### [Task requirements]
Repeat all of the entries, please, keeping each line exact.

### [Stored items from a collection]
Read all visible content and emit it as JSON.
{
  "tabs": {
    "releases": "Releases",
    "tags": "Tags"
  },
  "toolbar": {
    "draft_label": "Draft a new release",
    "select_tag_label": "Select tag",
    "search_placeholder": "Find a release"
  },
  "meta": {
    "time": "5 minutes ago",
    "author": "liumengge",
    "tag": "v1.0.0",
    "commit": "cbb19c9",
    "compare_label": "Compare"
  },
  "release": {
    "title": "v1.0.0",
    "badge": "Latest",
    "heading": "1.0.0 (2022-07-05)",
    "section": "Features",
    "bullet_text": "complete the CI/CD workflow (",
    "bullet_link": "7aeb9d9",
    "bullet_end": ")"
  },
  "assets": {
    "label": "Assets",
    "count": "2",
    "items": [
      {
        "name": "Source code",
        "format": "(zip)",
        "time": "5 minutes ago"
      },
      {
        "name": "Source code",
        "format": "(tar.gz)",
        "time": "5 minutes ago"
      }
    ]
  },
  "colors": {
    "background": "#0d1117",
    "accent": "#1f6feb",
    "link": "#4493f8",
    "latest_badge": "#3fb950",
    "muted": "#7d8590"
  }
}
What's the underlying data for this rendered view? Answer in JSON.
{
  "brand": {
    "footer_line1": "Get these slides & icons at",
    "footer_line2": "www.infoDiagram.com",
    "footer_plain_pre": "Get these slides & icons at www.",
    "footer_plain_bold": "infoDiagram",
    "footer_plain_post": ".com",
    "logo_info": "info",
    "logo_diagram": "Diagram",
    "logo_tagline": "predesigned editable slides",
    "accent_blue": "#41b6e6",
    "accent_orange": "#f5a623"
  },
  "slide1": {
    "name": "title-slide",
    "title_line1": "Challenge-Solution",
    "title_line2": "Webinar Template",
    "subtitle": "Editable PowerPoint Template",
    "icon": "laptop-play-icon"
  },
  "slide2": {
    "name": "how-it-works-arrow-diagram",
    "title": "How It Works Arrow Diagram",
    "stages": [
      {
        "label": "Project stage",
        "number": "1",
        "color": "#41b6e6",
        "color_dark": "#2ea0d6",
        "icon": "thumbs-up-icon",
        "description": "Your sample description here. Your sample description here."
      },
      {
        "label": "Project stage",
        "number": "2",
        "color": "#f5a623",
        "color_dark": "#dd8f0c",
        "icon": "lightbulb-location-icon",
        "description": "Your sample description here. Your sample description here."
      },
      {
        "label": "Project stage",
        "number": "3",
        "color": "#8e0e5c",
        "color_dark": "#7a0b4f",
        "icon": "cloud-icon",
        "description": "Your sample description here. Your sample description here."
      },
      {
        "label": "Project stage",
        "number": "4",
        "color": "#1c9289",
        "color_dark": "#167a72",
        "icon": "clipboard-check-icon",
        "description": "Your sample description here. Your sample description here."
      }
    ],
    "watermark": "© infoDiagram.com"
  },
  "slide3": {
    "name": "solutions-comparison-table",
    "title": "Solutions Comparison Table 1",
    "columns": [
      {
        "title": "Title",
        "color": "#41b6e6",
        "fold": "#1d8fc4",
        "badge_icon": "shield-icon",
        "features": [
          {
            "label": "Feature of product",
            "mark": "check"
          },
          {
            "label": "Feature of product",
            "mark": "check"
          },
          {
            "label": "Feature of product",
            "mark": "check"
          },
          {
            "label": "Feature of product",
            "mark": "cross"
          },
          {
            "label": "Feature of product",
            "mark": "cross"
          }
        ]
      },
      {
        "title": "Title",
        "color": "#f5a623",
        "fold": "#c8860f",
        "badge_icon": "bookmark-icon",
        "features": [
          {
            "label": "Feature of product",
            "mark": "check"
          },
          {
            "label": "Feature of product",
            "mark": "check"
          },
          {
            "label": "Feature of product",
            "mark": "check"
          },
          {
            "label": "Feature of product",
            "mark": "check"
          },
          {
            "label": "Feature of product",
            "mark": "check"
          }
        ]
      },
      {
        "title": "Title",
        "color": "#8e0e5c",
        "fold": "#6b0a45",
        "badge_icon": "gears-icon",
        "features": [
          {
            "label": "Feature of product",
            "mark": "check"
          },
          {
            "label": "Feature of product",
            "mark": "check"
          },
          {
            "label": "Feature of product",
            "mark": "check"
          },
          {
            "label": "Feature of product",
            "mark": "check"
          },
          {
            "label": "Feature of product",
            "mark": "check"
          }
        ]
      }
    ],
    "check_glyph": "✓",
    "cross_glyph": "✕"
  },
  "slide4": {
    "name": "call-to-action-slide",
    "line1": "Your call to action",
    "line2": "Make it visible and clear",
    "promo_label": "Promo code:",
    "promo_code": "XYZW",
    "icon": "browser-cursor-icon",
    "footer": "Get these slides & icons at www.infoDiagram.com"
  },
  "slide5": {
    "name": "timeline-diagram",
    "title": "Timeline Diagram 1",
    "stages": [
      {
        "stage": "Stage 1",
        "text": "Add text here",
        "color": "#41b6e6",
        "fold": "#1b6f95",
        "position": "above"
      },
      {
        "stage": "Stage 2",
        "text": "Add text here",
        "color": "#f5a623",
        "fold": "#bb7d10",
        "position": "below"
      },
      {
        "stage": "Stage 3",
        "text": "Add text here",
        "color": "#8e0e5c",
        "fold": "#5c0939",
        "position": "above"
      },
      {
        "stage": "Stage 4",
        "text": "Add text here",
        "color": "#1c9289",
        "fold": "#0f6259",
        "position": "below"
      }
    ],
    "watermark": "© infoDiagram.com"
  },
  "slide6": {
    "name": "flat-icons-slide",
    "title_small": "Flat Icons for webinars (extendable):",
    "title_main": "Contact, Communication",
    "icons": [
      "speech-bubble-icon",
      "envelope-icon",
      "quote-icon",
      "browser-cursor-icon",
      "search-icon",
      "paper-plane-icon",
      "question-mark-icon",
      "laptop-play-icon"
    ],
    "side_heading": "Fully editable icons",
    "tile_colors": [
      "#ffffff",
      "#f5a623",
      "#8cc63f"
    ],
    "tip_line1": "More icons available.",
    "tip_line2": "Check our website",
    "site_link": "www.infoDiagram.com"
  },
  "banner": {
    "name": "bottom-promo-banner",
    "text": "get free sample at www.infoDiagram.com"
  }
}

### [Response area]
Read all visible content and emit it as JSON.
{
  "tabs": {
    "releases": "Releases",
    "tags": "Tags"
  },
  "toolbar": {
    "draft_label": "Draft a new release",
    "select_tag_label": "Select tag",
    "search_placeholder": "Find a release"
  },
  "meta": {
    "time": "5 minutes ago",
    "author": "liumengge",
    "tag": "v1.0.0",
    "commit": "cbb19c9",
    "compare_label": "Compare"
  },
  "release": {
    "title": "v1.0.0",
    "badge": "Latest",
    "heading": "1.0.0 (2022-07-05)",
    "section": "Features",
    "bullet_text": "complete the CI/CD workflow (",
    "bullet_link": "7aeb9d9",
    "bullet_end": ")"
  },
  "assets": {
    "label": "Assets",
    "count": "2",
    "items": [
      {
        "name": "Source code",
        "format": "(zip)",
        "time": "5 minutes ago"
      },
      {
        "name": "Source code",
        "format": "(tar.gz)",
        "time": "5 minutes ago"
      }
    ]
  },
  "colors": {
    "background": "#0d1117",
    "accent": "#1f6feb",
    "link": "#4493f8",
    "latest_badge": "#3fb950",
    "muted": "#7d8590"
  }
}
What's the underlying data for this rendered view? Answer in JSON.
{
  "brand": {
    "footer_line1": "Get these slides & icons at",
    "footer_line2": "www.infoDiagram.com",
    "footer_plain_pre": "Get these slides & icons at www.",
    "footer_plain_bold": "infoDiagram",
    "footer_plain_post": ".com",
    "logo_info": "info",
    "logo_diagram": "Diagram",
    "logo_tagline": "predesigned editable slides",
    "accent_blue": "#41b6e6",
    "accent_orange": "#f5a623"
  },
  "slide1": {
    "name": "title-slide",
    "title_line1": "Challenge-Solution",
    "title_line2": "Webinar Template",
    "subtitle": "Editable PowerPoint Template",
    "icon": "laptop-play-icon"
  },
  "slide2": {
    "name": "how-it-works-arrow-diagram",
    "title": "How It Works Arrow Diagram",
    "stages": [
      {
        "label": "Project stage",
        "number": "1",
        "color": "#41b6e6",
        "color_dark": "#2ea0d6",
        "icon": "thumbs-up-icon",
        "description": "Your sample description here. Your sample description here."
      },
      {
        "label": "Project stage",
        "number": "2",
        "color": "#f5a623",
        "color_dark": "#dd8f0c",
        "icon": "lightbulb-location-icon",
        "description": "Your sample description here. Your sample description here."
      },
      {
        "label": "Project stage",
        "number": "3",
        "color": "#8e0e5c",
        "color_dark": "#7a0b4f",
        "icon": "cloud-icon",
        "description": "Your sample description here. Your sample description here."
      },
      {
        "label": "Project stage",
        "number": "4",
        "color": "#1c9289",
        "color_dark": "#167a72",
        "icon": "clipboard-check-icon",
        "description": "Your sample description here. Your sample description here."
      }
    ],
    "watermark": "© infoDiagram.com"
  },
  "slide3": {
    "name": "solutions-comparison-table",
    "title": "Solutions Comparison Table 1",
    "columns": [
      {
        "title": "Title",
        "color": "#41b6e6",
        "fold": "#1d8fc4",
        "badge_icon": "shield-icon",
        "features": [
          {
            "label": "Feature of product",
            "mark": "check"
          },
          {
            "label": "Feature of product",
            "mark": "check"
          },
          {
            "label": "Feature of product",
            "mark": "check"
          },
          {
            "label": "Feature of product",
            "mark": "cross"
          },
          {
            "label": "Feature of product",
            "mark": "cross"
          }
        ]
      },
      {
        "title": "Title",
        "color": "#f5a623",
        "fold": "#c8860f",
        "badge_icon": "bookmark-icon",
        "features": [
          {
            "label": "Feature of product",
            "mark": "check"
          },
          {
            "label": "Feature of product",
            "mark": "check"
          },
          {
            "label": "Feature of product",
            "mark": "check"
          },
          {
            "label": "Feature of product",
            "mark": "check"
          },
          {
            "label": "Feature of product",
            "mark": "check"
          }
        ]
      },
      {
        "title": "Title",
        "color": "#8e0e5c",
        "fold": "#6b0a45",
        "badge_icon": "gears-icon",
        "features": [
          {
            "label": "Feature of product",
            "mark": "check"
          },
          {
            "label": "Feature of product",
            "mark": "check"
          },
          {
            "label": "Feature of product",
            "mark": "check"
          },
          {
            "label": "Feature of product",
            "mark": "check"
          },
          {
            "label": "Feature of product",
            "mark": "check"
          }
        ]
      }
    ],
    "check_glyph": "✓",
    "cross_glyph": "✕"
  },
  "slide4": {
    "name": "call-to-action-slide",
    "line1": "Your call to action",
    "line2": "Make it visible and clear",
    "promo_label": "Promo code:",
    "promo_code": "XYZW",
    "icon": "browser-cursor-icon",
    "footer": "Get these slides & icons at www.infoDiagram.com"
  },
  "slide5": {
    "name": "timeline-diagram",
    "title": "Timeline Diagram 1",
    "stages": [
      {
        "stage": "Stage 1",
        "text": "Add text here",
        "color": "#41b6e6",
        "fold": "#1b6f95",
        "position": "above"
      },
      {
        "stage": "Stage 2",
        "text": "Add text here",
        "color": "#f5a623",
        "fold": "#bb7d10",
        "position": "below"
      },
      {
        "stage": "Stage 3",
        "text": "Add text here",
        "color": "#8e0e5c",
        "fold": "#5c0939",
        "position": "above"
      },
      {
        "stage": "Stage 4",
        "text": "Add text here",
        "color": "#1c9289",
        "fold": "#0f6259",
        "position": "below"
      }
    ],
    "watermark": "© infoDiagram.com"
  },
  "slide6": {
    "name": "flat-icons-slide",
    "title_small": "Flat Icons for webinars (extendable):",
    "title_main": "Contact, Communication",
    "icons": [
      "speech-bubble-icon",
      "envelope-icon",
      "quote-icon",
      "browser-cursor-icon",
      "search-icon",
      "paper-plane-icon",
      "question-mark-icon",
      "laptop-play-icon"
    ],
    "side_heading": "Fully editable icons",
    "tile_colors": [
      "#ffffff",
      "#f5a623",
      "#8cc63f"
    ],
    "tip_line1": "More icons available.",
    "tip_line2": "Check our website",
    "site_link": "www.infoDiagram.com"
  },
  "banner": {
    "name": "bottom-promo-banner",
    "text": "get free sample at www.infoDiagram.com"
  }
}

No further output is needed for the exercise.